● TASK TO COMPLETE
Using the records below, give the number of lines where the string "Home" shows up. Add nothing to it.
=-=-=
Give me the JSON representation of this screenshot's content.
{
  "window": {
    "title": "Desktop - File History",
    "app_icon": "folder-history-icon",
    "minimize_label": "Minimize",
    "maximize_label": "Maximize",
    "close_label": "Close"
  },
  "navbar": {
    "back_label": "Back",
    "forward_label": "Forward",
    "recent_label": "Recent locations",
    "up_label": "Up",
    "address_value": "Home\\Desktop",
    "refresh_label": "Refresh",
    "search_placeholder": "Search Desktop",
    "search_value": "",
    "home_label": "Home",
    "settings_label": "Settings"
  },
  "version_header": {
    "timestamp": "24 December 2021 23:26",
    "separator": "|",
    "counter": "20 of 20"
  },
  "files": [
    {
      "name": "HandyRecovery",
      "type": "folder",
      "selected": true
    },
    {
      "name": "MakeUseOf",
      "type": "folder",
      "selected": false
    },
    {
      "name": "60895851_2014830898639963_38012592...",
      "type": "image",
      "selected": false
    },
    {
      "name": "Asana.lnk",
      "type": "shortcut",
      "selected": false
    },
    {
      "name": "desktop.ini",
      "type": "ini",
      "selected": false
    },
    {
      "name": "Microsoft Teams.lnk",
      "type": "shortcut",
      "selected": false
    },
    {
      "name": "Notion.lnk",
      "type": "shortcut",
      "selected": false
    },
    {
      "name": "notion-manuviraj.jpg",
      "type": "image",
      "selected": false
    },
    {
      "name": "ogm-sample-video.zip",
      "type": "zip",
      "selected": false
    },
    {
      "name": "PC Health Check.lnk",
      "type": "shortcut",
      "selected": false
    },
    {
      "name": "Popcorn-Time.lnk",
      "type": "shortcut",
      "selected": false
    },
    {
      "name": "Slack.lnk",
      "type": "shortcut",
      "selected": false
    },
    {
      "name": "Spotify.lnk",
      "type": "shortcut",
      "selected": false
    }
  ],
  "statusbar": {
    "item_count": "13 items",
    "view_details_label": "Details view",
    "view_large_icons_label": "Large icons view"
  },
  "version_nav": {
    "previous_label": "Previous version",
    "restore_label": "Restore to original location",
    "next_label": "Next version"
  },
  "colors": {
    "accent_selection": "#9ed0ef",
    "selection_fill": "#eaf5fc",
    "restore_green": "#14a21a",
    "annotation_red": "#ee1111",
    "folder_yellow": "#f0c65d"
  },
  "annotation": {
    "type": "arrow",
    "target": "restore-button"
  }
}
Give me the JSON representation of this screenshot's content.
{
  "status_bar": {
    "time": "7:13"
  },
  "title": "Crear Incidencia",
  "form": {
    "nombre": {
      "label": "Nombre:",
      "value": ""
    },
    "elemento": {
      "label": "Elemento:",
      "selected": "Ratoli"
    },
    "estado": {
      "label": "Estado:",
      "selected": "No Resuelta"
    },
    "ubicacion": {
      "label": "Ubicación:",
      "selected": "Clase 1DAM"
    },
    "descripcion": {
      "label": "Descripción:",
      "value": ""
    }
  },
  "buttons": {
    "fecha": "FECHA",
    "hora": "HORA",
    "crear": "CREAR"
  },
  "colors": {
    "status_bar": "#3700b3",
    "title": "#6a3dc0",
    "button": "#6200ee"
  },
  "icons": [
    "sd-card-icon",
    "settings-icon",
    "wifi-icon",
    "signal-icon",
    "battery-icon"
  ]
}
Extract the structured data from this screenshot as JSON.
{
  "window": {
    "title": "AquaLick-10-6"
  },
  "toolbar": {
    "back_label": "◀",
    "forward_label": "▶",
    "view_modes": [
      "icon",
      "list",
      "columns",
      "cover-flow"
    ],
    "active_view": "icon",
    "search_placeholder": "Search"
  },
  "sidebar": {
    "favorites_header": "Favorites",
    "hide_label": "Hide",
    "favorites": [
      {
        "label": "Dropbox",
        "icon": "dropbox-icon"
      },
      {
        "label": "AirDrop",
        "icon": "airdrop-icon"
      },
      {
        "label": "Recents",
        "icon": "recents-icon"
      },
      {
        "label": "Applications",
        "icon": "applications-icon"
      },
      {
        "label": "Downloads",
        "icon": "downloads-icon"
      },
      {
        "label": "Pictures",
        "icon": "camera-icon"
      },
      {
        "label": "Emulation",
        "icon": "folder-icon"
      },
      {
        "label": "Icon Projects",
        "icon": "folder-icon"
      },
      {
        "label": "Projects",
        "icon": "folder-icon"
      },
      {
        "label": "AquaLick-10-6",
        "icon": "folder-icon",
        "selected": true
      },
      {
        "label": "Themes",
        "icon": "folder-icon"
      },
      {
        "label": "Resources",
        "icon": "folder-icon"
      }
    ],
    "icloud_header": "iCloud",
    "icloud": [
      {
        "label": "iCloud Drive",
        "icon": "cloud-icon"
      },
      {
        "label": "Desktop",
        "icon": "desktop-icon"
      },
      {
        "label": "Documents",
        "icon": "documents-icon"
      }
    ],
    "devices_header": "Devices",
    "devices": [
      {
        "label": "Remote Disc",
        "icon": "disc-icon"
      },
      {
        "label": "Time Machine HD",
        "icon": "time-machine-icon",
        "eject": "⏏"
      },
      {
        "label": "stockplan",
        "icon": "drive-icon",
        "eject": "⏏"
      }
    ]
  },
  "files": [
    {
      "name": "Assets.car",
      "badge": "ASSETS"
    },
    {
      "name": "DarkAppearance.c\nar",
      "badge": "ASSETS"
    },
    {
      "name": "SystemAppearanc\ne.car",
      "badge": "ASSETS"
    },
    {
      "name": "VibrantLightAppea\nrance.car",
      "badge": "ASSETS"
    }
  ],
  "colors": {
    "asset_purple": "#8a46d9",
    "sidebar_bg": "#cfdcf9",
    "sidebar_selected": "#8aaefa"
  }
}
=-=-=
● EXPECTED ANSWER
2